Cheapest Exterior Cladding Materials
EPS foam siding has much better insulation per inch than other insulation materials , with R-values ranging from 3.6 to 8.0(i.e. plywood has an R-value of 1.25 and fiberglass sheets have an R-value of 3.14) . This is critical in preventing damage (such as mold and rot) to frames and walls, especially in regions with extremely cold or humid climates. As the foam is applied to the exterior, it also prevents thermal bridging. It is one of the most inexpensive exterior cladding materials . Thermal bridging occurs when there is heat loss due to cutting ofa more conductive material in the insulator. This is usually internal insulation .happens when it intersects with things like stud frames or electrical boxes.
Better at controlling humidity In controlling humidity, rigid foam performs two functions. Protects the wood case or frame from rain or water seeping under the cladding. In winter, it heats the inner case or frame to prevent moisture build-up from the heated indoor air . When sealed with the right sheathing techniques and a suitable adhesive, rigid foam is an excellent air barrier. The same principle mentioned above, which prevents thermal bridging, also applies to air transfer. Unlike home wrap, which tries to prevent leakage (preventing air from entering the building) but insufficient at stopping leakage (air leaving the building), rigid foam can do both.
There is often confusion between expanded ( EPS ) and extruded polystyrene (XPS), with many people assuming they are actually the same, but in reality expanded and extruded polystyrene are very different products.
First, there is the manufacturing procedure involved in creating the product. Expanded Polystyrene (EPS) is made using small expandable beads that swell with heat and are then placed in a mold where they expand to fit the shape. The expanded beads trap air, which gives expanded polystyrene its insulating properties, but also leave the insulation resistant to water absorption, reducing its effectiveness over time.

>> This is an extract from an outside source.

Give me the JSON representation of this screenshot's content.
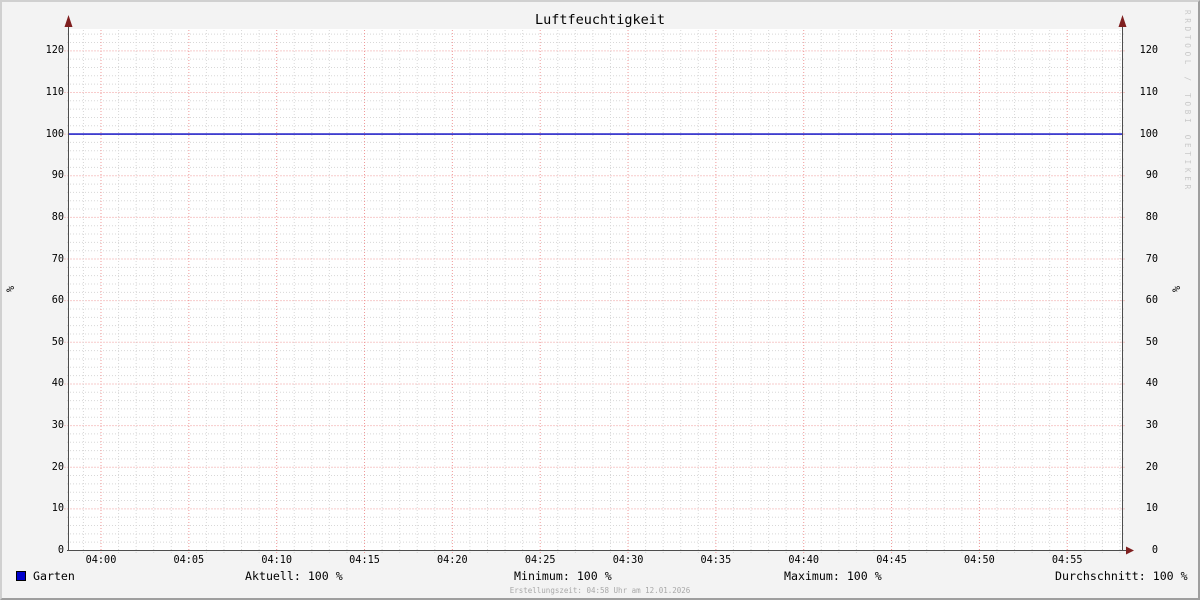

Extruded Polystyrene (XPS) is made by mixing pellets of polystyrene with liquefiing chemicals. A blowing agent is injected into the mixture, which creates billions of miniature air pockets. This foaming mixture is then pushed into a forming die to give the desired size and minimize waste. After cooling, the boards can be further shaped and wasted back into the manufacturing process.
Extruded Polystyrene's unique manufacturing process provides superior R-value compared to expanded polystyrene and many other building materials. This enhanced efficiency helps reduce temperature fluctuations and increase energy efficiency for the entire product lifecycle. It can be defined as the perfect sheathing material and exterior jamb coatings.